I think sometimes another reason I am looking at my face all the time is because I am getting noticeably older, things are changing, and I'm obsessed with that. Maybe babies just feel the same way. If every day you are supposed to wake up and be prepared to be a completely different person by the end of the day, if you're going to let the universe make it's impressions however it chooses, then maybe it's not so different from the people who take the same shot of themselves every day at the exact same in the exact same way. Just the lazy version of that, not so dedicated.
On Valentines Day I went with a co-worker Bethany to see The Birdland Orchestra, they were playing at school, and I forgot that the benefit of being a student is now I get student rates on all the concerts and lectures that come to Keenan. So these thirty dollar tickets were like 5 bucks, it was awesome. I'm totally going to see an astronaut speak next month. Afterwards we ran into this saxophonist I've seen before, and all three of us went to the most anti-Valentines day bar we could think of, which is a place called Barbary Coast. I hadn't been in there yet, it was on the list, but I'm so glad the first time was that evening. Within five minutes of being there, someone had put Love Stinks by J.Geils Band on, and it WASN'T ME. Anyway, I was wearing all blue again, and I felt pretty good about the way the holiday had played out this year, so there you go.
I wanted a new facebook profile picture, I had looked at the other one too long, and I had started to hate it, with it's dumb cross eyed expression, and goofy weird pose against my pillow. So instead I took another goofy weird pose against my pillow, and made a dumb looking away expression instead. There is nothing to justify about this photo, my nose looks awesome and I like my hair, and I like the curve of my cheek, and in the end is there really something that terrible about an entire society of people learning to like how their faces look and think that they are pretty?
Isn't that all vanity is, thinking we are pretty looking? The problem is not us, but all the people who don't think they're pretty. We need to figure out a way to work that into church without making it a superiority thing. God, guys, you make everything a superiority thing, don't you?
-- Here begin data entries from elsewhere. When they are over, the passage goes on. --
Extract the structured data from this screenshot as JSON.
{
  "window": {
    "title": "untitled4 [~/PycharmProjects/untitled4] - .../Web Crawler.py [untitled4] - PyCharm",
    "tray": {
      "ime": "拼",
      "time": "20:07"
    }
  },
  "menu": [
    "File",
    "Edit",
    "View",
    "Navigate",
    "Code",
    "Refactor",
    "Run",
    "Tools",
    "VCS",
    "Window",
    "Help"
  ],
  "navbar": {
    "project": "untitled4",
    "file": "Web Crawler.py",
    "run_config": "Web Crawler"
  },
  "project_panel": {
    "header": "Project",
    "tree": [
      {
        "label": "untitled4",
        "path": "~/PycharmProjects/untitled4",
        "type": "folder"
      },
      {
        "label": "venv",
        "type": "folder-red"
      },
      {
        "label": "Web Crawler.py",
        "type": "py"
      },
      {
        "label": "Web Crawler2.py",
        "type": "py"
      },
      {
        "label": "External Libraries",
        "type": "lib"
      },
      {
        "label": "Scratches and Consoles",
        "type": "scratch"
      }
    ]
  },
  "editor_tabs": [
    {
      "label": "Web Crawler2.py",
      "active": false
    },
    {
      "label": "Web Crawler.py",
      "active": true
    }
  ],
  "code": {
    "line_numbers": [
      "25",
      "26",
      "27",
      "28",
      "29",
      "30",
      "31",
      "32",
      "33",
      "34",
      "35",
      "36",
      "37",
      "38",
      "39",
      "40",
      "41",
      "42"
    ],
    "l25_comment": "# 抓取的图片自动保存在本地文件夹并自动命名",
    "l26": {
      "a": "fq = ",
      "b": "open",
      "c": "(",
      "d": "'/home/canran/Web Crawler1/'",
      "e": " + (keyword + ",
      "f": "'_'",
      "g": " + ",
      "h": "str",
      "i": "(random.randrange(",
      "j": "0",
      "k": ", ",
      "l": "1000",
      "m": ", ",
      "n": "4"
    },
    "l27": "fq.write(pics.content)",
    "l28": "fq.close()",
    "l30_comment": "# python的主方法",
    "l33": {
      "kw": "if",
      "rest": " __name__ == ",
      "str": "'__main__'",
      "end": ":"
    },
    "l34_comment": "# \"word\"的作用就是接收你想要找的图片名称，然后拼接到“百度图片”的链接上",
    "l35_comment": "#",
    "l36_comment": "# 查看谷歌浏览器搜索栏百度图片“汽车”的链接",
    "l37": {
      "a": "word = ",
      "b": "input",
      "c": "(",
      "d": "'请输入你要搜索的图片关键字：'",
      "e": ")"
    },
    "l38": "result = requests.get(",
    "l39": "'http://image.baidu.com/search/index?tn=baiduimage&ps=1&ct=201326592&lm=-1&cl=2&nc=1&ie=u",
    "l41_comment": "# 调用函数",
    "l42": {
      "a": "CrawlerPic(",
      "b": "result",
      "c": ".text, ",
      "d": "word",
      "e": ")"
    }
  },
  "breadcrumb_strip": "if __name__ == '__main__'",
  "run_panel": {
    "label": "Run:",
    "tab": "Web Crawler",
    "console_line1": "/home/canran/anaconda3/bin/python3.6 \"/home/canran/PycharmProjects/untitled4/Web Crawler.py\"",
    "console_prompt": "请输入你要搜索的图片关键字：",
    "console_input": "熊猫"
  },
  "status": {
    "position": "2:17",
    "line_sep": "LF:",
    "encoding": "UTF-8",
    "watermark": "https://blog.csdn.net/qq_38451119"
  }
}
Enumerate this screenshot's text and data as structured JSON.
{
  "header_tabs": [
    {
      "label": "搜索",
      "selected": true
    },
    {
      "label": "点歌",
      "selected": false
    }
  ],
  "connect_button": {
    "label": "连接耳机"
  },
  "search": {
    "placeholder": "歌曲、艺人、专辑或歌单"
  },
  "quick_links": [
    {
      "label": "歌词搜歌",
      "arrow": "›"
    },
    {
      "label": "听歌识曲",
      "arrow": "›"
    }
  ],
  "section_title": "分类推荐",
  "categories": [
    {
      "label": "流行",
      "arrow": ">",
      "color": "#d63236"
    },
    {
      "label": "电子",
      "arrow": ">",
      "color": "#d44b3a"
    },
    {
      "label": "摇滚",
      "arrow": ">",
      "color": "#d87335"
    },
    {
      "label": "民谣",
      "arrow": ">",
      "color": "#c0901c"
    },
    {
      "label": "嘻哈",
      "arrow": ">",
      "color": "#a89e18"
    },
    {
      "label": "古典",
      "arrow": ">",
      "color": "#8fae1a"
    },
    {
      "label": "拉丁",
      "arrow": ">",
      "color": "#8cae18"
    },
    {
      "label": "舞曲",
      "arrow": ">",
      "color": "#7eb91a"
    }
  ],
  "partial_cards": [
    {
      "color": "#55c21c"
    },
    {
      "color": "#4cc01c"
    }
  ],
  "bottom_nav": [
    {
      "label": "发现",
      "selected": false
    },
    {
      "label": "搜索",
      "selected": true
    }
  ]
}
Finally, the most interesting side effect of constantly having these photos of yourself around and accessible and out there being commented on is that after a while of seeing them side by side, you realize that every single image up there is of an entirely different girl. And not a single one of them is really me. That's something you can't capture. Silly aborigines, you had nothing to worry about, and now we're going to forget what you looked like eventually.
Posted by Bridget Callahan at 8:39 AM